■ Provided records
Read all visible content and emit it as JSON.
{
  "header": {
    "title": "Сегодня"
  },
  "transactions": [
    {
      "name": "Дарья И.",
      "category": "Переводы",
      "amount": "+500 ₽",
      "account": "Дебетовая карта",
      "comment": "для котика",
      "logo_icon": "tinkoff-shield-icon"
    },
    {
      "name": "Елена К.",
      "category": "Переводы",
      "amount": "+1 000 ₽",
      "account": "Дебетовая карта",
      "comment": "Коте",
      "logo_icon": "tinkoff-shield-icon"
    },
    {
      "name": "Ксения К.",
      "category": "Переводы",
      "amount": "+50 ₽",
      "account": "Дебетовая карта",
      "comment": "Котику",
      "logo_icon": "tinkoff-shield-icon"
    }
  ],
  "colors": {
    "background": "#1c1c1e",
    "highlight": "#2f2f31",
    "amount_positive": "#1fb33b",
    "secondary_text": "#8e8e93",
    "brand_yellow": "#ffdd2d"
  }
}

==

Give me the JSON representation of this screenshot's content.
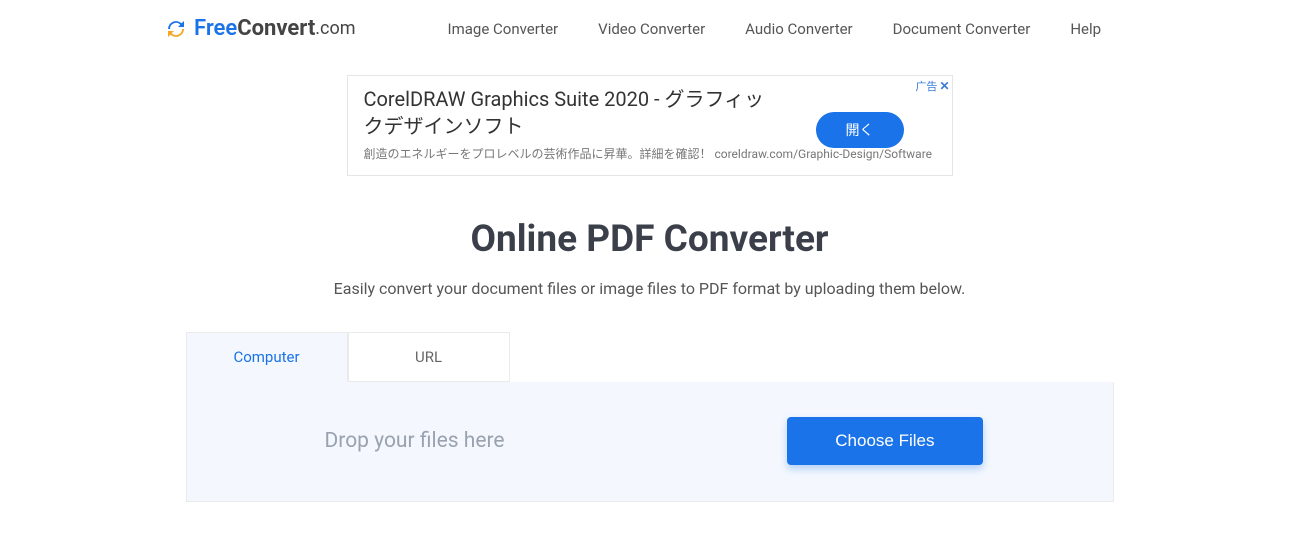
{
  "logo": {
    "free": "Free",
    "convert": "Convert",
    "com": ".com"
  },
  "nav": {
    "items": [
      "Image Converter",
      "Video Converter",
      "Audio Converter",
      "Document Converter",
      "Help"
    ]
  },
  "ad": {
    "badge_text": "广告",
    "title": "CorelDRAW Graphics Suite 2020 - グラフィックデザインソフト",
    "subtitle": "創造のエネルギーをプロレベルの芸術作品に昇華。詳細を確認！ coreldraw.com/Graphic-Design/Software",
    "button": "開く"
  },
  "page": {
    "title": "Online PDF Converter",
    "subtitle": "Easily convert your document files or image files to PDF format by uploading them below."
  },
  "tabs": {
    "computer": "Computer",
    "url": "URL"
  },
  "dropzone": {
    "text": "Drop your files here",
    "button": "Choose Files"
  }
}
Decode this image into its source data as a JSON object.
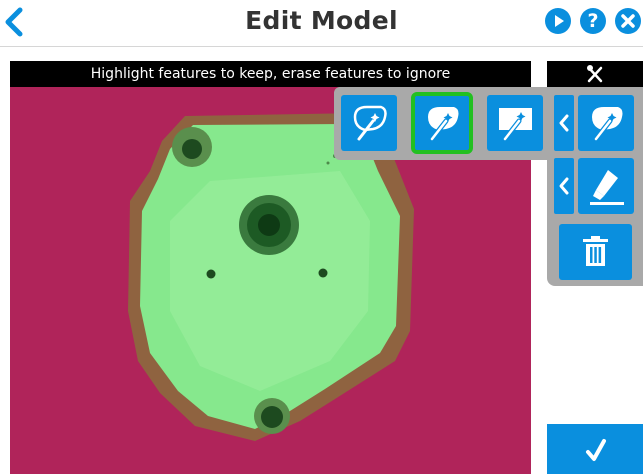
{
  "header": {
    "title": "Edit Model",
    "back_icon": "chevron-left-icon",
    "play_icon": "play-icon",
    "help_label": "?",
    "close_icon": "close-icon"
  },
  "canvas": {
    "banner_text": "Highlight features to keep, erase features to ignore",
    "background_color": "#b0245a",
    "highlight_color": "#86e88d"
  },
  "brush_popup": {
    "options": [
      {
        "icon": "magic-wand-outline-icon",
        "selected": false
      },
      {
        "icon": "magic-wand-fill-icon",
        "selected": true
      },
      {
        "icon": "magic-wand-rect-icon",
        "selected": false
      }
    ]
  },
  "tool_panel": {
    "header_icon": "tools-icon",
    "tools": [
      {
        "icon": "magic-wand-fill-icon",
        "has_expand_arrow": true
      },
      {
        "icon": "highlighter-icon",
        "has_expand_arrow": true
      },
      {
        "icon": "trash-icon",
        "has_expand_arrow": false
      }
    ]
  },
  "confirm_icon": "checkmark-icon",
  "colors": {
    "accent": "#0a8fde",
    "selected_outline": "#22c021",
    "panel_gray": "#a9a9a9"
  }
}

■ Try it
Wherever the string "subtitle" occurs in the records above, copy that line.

■ Expected output
    "subtitle": "創造のエネルギーをプロレベルの芸術作品に昇華。詳細を確認！ coreldraw.com/Graphic-Design/Software",
    "subtitle": "Easily convert your document files or image files to PDF format by uploading them below."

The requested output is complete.